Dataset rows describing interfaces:

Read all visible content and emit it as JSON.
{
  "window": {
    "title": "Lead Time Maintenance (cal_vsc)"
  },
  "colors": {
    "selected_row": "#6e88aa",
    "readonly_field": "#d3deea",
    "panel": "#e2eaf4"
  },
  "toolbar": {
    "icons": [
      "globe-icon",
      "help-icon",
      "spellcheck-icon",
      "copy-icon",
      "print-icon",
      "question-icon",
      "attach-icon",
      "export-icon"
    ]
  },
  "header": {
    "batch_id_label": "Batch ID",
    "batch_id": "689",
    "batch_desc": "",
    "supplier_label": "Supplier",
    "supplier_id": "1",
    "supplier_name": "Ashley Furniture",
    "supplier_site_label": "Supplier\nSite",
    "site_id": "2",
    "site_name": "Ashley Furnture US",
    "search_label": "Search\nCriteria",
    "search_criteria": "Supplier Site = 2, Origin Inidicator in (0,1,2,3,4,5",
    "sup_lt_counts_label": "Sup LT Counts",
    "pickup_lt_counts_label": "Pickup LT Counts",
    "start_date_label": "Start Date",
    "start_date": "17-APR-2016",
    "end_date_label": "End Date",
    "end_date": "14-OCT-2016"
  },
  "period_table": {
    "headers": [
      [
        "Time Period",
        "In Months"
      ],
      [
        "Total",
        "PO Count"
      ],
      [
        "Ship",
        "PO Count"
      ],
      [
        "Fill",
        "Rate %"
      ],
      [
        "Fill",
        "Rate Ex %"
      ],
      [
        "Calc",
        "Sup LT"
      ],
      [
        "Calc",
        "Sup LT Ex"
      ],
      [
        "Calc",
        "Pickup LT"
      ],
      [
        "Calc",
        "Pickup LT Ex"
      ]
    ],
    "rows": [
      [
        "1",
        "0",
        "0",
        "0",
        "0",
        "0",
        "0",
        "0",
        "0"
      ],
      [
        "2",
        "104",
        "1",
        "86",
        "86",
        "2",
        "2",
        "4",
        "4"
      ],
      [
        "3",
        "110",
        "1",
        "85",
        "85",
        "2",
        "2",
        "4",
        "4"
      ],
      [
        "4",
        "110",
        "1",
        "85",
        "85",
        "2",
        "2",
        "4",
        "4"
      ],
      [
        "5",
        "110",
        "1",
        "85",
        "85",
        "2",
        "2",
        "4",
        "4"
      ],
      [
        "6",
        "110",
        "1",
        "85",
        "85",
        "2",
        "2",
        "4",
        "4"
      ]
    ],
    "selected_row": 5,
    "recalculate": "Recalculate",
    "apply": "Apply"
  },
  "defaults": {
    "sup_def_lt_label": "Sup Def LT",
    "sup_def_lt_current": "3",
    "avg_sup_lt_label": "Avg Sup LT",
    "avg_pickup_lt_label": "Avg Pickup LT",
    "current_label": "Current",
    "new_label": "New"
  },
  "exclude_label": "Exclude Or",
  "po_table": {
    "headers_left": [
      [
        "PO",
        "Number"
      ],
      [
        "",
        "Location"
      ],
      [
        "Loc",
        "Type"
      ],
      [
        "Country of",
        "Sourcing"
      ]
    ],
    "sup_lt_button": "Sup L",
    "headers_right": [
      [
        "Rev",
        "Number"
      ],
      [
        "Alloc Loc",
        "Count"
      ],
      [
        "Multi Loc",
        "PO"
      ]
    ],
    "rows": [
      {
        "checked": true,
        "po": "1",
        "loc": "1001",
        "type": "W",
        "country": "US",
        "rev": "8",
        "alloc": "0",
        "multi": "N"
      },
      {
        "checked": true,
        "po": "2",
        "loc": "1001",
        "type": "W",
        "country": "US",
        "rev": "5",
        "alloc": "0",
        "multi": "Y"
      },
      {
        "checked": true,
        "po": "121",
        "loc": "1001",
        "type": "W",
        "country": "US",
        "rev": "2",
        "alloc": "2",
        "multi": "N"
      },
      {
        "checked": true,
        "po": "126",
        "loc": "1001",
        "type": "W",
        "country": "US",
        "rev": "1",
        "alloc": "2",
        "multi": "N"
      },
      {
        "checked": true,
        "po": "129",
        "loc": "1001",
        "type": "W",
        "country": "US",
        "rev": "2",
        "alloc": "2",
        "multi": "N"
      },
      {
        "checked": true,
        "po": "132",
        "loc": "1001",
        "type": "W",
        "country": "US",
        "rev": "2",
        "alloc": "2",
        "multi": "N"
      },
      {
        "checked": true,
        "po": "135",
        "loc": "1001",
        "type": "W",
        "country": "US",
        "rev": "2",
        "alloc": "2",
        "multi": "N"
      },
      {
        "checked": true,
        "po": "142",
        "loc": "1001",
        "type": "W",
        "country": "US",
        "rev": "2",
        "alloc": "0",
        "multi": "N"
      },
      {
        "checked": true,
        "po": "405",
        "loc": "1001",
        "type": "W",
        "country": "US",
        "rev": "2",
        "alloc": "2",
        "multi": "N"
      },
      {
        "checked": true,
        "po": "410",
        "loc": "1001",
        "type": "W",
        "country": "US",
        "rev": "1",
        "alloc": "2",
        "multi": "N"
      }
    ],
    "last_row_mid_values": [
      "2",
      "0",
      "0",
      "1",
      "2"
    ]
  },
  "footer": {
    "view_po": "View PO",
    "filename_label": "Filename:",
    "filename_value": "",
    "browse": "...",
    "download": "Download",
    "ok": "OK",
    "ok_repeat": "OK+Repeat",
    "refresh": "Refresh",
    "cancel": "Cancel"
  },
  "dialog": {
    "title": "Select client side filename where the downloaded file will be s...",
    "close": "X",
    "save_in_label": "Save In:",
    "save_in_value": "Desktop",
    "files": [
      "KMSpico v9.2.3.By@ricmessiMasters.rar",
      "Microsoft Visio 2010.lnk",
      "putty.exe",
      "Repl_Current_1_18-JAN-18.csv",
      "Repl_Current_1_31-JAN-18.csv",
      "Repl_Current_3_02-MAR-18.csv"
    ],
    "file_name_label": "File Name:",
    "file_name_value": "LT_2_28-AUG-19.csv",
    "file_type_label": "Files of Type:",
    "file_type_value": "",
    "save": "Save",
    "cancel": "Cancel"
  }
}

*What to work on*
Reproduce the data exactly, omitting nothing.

*Answer space*
Read all visible content and emit it as JSON.
{
  "window": {
    "title": "Lead Time Maintenance (cal_vsc)"
  },
  "colors": {
    "selected_row": "#6e88aa",
    "readonly_field": "#d3deea",
    "panel": "#e2eaf4"
  },
  "toolbar": {
    "icons": [
      "globe-icon",
      "help-icon",
      "spellcheck-icon",
      "copy-icon",
      "print-icon",
      "question-icon",
      "attach-icon",
      "export-icon"
    ]
  },
  "header": {
    "batch_id_label": "Batch ID",
    "batch_id": "689",
    "batch_desc": "",
    "supplier_label": "Supplier",
    "supplier_id": "1",
    "supplier_name": "Ashley Furniture",
    "supplier_site_label": "Supplier\nSite",
    "site_id": "2",
    "site_name": "Ashley Furnture US",
    "search_label": "Search\nCriteria",
    "search_criteria": "Supplier Site = 2, Origin Inidicator in (0,1,2,3,4,5",
    "sup_lt_counts_label": "Sup LT Counts",
    "pickup_lt_counts_label": "Pickup LT Counts",
    "start_date_label": "Start Date",
    "start_date": "17-APR-2016",
    "end_date_label": "End Date",
    "end_date": "14-OCT-2016"
  },
  "period_table": {
    "headers": [
      [
        "Time Period",
        "In Months"
      ],
      [
        "Total",
        "PO Count"
      ],
      [
        "Ship",
        "PO Count"
      ],
      [
        "Fill",
        "Rate %"
      ],
      [
        "Fill",
        "Rate Ex %"
      ],
      [
        "Calc",
        "Sup LT"
      ],
      [
        "Calc",
        "Sup LT Ex"
      ],
      [
        "Calc",
        "Pickup LT"
      ],
      [
        "Calc",
        "Pickup LT Ex"
      ]
    ],
    "rows": [
      [
        "1",
        "0",
        "0",
        "0",
        "0",
        "0",
        "0",
        "0",
        "0"
      ],
      [
        "2",
        "104",
        "1",
        "86",
        "86",
        "2",
        "2",
        "4",
        "4"
      ],
      [
        "3",
        "110",
        "1",
        "85",
        "85",
        "2",
        "2",
        "4",
        "4"
      ],
      [
        "4",
        "110",
        "1",
        "85",
        "85",
        "2",
        "2",
        "4",
        "4"
      ],
      [
        "5",
        "110",
        "1",
        "85",
        "85",
        "2",
        "2",
        "4",
        "4"
      ],
      [
        "6",
        "110",
        "1",
        "85",
        "85",
        "2",
        "2",
        "4",
        "4"
      ]
    ],
    "selected_row": 5,
    "recalculate": "Recalculate",
    "apply": "Apply"
  },
  "defaults": {
    "sup_def_lt_label": "Sup Def LT",
    "sup_def_lt_current": "3",
    "avg_sup_lt_label": "Avg Sup LT",
    "avg_pickup_lt_label": "Avg Pickup LT",
    "current_label": "Current",
    "new_label": "New"
  },
  "exclude_label": "Exclude Or",
  "po_table": {
    "headers_left": [
      [
        "PO",
        "Number"
      ],
      [
        "",
        "Location"
      ],
      [
        "Loc",
        "Type"
      ],
      [
        "Country of",
        "Sourcing"
      ]
    ],
    "sup_lt_button": "Sup L",
    "headers_right": [
      [
        "Rev",
        "Number"
      ],
      [
        "Alloc Loc",
        "Count"
      ],
      [
        "Multi Loc",
        "PO"
      ]
    ],
    "rows": [
      {
        "checked": true,
        "po": "1",
        "loc": "1001",
        "type": "W",
        "country": "US",
        "rev": "8",
        "alloc": "0",
        "multi": "N"
      },
      {
        "checked": true,
        "po": "2",
        "loc": "1001",
        "type": "W",
        "country": "US",
        "rev": "5",
        "alloc": "0",
        "multi": "Y"
      },
      {
        "checked": true,
        "po": "121",
        "loc": "1001",
        "type": "W",
        "country": "US",
        "rev": "2",
        "alloc": "2",
        "multi": "N"
      },
      {
        "checked": true,
        "po": "126",
        "loc": "1001",
        "type": "W",
        "country": "US",
        "rev": "1",
        "alloc": "2",
        "multi": "N"
      },
      {
        "checked": true,
        "po": "129",
        "loc": "1001",
        "type": "W",
        "country": "US",
        "rev": "2",
        "alloc": "2",
        "multi": "N"
      },
      {
        "checked": true,
        "po": "132",
        "loc": "1001",
        "type": "W",
        "country": "US",
        "rev": "2",
        "alloc": "2",
        "multi": "N"
      },
      {
        "checked": true,
        "po": "135",
        "loc": "1001",
        "type": "W",
        "country": "US",
        "rev": "2",
        "alloc": "2",
        "multi": "N"
      },
      {
        "checked": true,
        "po": "142",
        "loc": "1001",
        "type": "W",
        "country": "US",
        "rev": "2",
        "alloc": "0",
        "multi": "N"
      },
      {
        "checked": true,
        "po": "405",
        "loc": "1001",
        "type": "W",
        "country": "US",
        "rev": "2",
        "alloc": "2",
        "multi": "N"
      },
      {
        "checked": true,
        "po": "410",
        "loc": "1001",
        "type": "W",
        "country": "US",
        "rev": "1",
        "alloc": "2",
        "multi": "N"
      }
    ],
    "last_row_mid_values": [
      "2",
      "0",
      "0",
      "1",
      "2"
    ]
  },
  "footer": {
    "view_po": "View PO",
    "filename_label": "Filename:",
    "filename_value": "",
    "browse": "...",
    "download": "Download",
    "ok": "OK",
    "ok_repeat": "OK+Repeat",
    "refresh": "Refresh",
    "cancel": "Cancel"
  },
  "dialog": {
    "title": "Select client side filename where the downloaded file will be s...",
    "close": "X",
    "save_in_label": "Save In:",
    "save_in_value": "Desktop",
    "files": [
      "KMSpico v9.2.3.By@ricmessiMasters.rar",
      "Microsoft Visio 2010.lnk",
      "putty.exe",
      "Repl_Current_1_18-JAN-18.csv",
      "Repl_Current_1_31-JAN-18.csv",
      "Repl_Current_3_02-MAR-18.csv"
    ],
    "file_name_label": "File Name:",
    "file_name_value": "LT_2_28-AUG-19.csv",
    "file_type_label": "Files of Type:",
    "file_type_value": "",
    "save": "Save",
    "cancel": "Cancel"
  }
}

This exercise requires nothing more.